The Real Estate (Regulation and Development) Bill has been passed by both houses of parliament and once it receives the assent of the President, the section dealing with setting up of the regulatory authorities in the states within one year will be notified first.
Once the authorities are in place, sections related to the registration of real estate projects and real estate agents and the functions and duties of promoters will be notified. Completion of projects will depend on many factors, including lining up financing.
Shiv Priya, executive director at Amrapali Group, which has many projects across the country that are 60-70% complete, says it will try to speed up construction to keep put of the ambit of the bill. When projects under construction register with the regulator, they need to follow the same rules as new projects.
Builders have to deposit 70% of the amount collected from buyers in a separate account to cover the cost of construction, including land.

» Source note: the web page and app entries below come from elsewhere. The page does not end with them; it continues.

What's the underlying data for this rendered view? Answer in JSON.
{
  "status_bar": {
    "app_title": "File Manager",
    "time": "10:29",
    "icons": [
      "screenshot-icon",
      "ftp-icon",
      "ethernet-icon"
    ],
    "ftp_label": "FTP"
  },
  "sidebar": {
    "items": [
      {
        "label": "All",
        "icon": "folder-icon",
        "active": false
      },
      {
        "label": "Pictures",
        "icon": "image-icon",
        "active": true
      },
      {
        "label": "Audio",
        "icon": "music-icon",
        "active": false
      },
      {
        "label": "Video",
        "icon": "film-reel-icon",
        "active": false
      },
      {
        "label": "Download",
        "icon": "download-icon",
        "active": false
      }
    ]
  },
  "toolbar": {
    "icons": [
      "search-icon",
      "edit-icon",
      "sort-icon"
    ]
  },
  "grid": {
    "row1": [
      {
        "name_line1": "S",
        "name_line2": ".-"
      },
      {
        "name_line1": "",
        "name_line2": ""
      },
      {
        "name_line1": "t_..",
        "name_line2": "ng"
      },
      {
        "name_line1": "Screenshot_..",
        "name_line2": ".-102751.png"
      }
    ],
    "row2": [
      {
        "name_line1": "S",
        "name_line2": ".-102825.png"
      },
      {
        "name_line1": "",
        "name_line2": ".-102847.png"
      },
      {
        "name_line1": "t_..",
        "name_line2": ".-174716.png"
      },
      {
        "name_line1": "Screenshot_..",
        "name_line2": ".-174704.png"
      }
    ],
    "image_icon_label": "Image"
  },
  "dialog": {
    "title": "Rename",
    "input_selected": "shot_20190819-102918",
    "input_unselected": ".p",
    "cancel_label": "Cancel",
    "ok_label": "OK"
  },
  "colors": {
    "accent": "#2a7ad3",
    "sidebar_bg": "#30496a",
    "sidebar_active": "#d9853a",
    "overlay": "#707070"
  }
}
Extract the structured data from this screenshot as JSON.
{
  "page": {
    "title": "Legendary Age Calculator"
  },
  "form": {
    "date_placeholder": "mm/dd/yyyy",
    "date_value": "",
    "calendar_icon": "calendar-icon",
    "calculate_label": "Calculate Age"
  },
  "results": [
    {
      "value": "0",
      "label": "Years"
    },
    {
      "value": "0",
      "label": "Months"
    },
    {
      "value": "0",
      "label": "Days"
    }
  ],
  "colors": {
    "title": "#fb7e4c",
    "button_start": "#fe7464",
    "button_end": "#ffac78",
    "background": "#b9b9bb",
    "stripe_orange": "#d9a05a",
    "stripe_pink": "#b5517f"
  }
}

Developers will also have to pay the same interest rate for any delays on their part as buyers do when their payments to the builder are late, among other provisions.
Getamber Anand, national president of the Confederation of Real Estate Developers Associations of India, said the desire of developers will be to complete existing projects in the window available to them.
Anand said 15-18 months is adequate to finish projects that are about 60% complete, provided everything else falls into place, notably completion certificates and other post-completion approvals that local authorities have to provide but usually get delayed.
If the pace of construction picks up, it could revive demand for building materials such as cement and steel, pushing economic growth, said Pankaj Kapoor, managing director of Liases Foras.
Kapoor cautions that a lot will depend on how builders manage to finance their projects, considering that many of them have been strapped for cash for some time.